** TASK TO CARRY OUT **
What follows is a block of records; reproduce all of it verbatim.

** SOURCE DATA **

================================

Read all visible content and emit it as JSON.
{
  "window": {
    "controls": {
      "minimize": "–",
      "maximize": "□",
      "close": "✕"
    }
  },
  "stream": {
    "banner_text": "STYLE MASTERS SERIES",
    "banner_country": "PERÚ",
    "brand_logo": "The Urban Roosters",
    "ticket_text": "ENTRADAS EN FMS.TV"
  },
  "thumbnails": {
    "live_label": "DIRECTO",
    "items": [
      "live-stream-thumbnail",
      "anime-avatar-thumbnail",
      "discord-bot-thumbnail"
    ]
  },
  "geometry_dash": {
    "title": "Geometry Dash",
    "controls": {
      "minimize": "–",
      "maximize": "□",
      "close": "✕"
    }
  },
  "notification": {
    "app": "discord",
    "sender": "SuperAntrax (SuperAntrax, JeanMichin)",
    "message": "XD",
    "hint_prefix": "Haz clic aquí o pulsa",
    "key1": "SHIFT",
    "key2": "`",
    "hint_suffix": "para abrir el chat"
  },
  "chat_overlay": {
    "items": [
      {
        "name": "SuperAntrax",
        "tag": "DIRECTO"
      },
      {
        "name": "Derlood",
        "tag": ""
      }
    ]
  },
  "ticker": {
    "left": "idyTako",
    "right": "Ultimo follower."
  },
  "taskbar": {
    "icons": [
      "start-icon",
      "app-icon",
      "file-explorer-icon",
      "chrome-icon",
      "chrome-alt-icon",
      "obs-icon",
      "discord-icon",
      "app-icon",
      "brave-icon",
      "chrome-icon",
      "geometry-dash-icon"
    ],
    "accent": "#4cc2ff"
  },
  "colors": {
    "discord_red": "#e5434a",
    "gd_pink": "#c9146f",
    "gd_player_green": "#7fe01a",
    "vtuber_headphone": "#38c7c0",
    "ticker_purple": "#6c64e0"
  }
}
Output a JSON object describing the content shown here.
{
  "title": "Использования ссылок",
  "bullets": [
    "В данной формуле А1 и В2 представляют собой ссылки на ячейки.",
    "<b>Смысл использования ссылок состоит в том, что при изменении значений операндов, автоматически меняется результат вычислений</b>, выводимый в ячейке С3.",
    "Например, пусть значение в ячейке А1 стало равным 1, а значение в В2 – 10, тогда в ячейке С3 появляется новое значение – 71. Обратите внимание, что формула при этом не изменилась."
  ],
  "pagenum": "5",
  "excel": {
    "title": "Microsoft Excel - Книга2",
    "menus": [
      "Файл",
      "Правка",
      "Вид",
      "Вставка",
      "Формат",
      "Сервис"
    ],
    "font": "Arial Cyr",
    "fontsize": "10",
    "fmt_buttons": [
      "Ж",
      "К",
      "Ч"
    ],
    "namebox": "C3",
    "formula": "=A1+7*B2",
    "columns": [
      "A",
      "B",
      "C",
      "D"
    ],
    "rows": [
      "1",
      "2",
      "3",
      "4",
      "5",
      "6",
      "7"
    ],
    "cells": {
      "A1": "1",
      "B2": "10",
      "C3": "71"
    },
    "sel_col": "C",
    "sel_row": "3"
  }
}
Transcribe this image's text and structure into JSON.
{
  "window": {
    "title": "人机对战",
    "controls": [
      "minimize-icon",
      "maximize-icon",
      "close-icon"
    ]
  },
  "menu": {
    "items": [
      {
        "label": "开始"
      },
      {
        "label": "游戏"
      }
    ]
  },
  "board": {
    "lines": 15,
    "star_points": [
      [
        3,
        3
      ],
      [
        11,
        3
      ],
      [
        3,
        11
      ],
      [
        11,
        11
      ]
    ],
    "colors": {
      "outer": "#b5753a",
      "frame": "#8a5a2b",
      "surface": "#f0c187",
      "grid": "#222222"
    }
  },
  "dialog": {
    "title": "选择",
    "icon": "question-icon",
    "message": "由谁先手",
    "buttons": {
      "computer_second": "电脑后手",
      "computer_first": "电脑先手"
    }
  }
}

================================

** SOLVED PROBLEM **
Read all visible content and emit it as JSON.
{
  "window": {
    "controls": {
      "minimize": "–",
      "maximize": "□",
      "close": "✕"
    }
  },
  "stream": {
    "banner_text": "STYLE MASTERS SERIES",
    "banner_country": "PERÚ",
    "brand_logo": "The Urban Roosters",
    "ticket_text": "ENTRADAS EN FMS.TV"
  },
  "thumbnails": {
    "live_label": "DIRECTO",
    "items": [
      "live-stream-thumbnail",
      "anime-avatar-thumbnail",
      "discord-bot-thumbnail"
    ]
  },
  "geometry_dash": {
    "title": "Geometry Dash",
    "controls": {
      "minimize": "–",
      "maximize": "□",
      "close": "✕"
    }
  },
  "notification": {
    "app": "discord",
    "sender": "SuperAntrax (SuperAntrax, JeanMichin)",
    "message": "XD",
    "hint_prefix": "Haz clic aquí o pulsa",
    "key1": "SHIFT",
    "key2": "`",
    "hint_suffix": "para abrir el chat"
  },
  "chat_overlay": {
    "items": [
      {
        "name": "SuperAntrax",
        "tag": "DIRECTO"
      },
      {
        "name": "Derlood",
        "tag": ""
      }
    ]
  },
  "ticker": {
    "left": "idyTako",
    "right": "Ultimo follower."
  },
  "taskbar": {
    "icons": [
      "start-icon",
      "app-icon",
      "file-explorer-icon",
      "chrome-icon",
      "chrome-alt-icon",
      "obs-icon",
      "discord-icon",
      "app-icon",
      "brave-icon",
      "chrome-icon",
      "geometry-dash-icon"
    ],
    "accent": "#4cc2ff"
  },
  "colors": {
    "discord_red": "#e5434a",
    "gd_pink": "#c9146f",
    "gd_player_green": "#7fe01a",
    "vtuber_headphone": "#38c7c0",
    "ticker_purple": "#6c64e0"
  }
}
Output a JSON object describing the content shown here.
{
  "title": "Использования ссылок",
  "bullets": [
    "В данной формуле А1 и В2 представляют собой ссылки на ячейки.",
    "<b>Смысл использования ссылок состоит в том, что при изменении значений операндов, автоматически меняется результат вычислений</b>, выводимый в ячейке С3.",
    "Например, пусть значение в ячейке А1 стало равным 1, а значение в В2 – 10, тогда в ячейке С3 появляется новое значение – 71. Обратите внимание, что формула при этом не изменилась."
  ],
  "pagenum": "5",
  "excel": {
    "title": "Microsoft Excel - Книга2",
    "menus": [
      "Файл",
      "Правка",
      "Вид",
      "Вставка",
      "Формат",
      "Сервис"
    ],
    "font": "Arial Cyr",
    "fontsize": "10",
    "fmt_buttons": [
      "Ж",
      "К",
      "Ч"
    ],
    "namebox": "C3",
    "formula": "=A1+7*B2",
    "columns": [
      "A",
      "B",
      "C",
      "D"
    ],
    "rows": [
      "1",
      "2",
      "3",
      "4",
      "5",
      "6",
      "7"
    ],
    "cells": {
      "A1": "1",
      "B2": "10",
      "C3": "71"
    },
    "sel_col": "C",
    "sel_row": "3"
  }
}
Transcribe this image's text and structure into JSON.
{
  "window": {
    "title": "人机对战",
    "controls": [
      "minimize-icon",
      "maximize-icon",
      "close-icon"
    ]
  },
  "menu": {
    "items": [
      {
        "label": "开始"
      },
      {
        "label": "游戏"
      }
    ]
  },
  "board": {
    "lines": 15,
    "star_points": [
      [
        3,
        3
      ],
      [
        11,
        3
      ],
      [
        3,
        11
      ],
      [
        11,
        11
      ]
    ],
    "colors": {
      "outer": "#b5753a",
      "frame": "#8a5a2b",
      "surface": "#f0c187",
      "grid": "#222222"
    }
  },
  "dialog": {
    "title": "选择",
    "icon": "question-icon",
    "message": "由谁先手",
    "buttons": {
      "computer_second": "电脑后手",
      "computer_first": "电脑先手"
    }
  }
}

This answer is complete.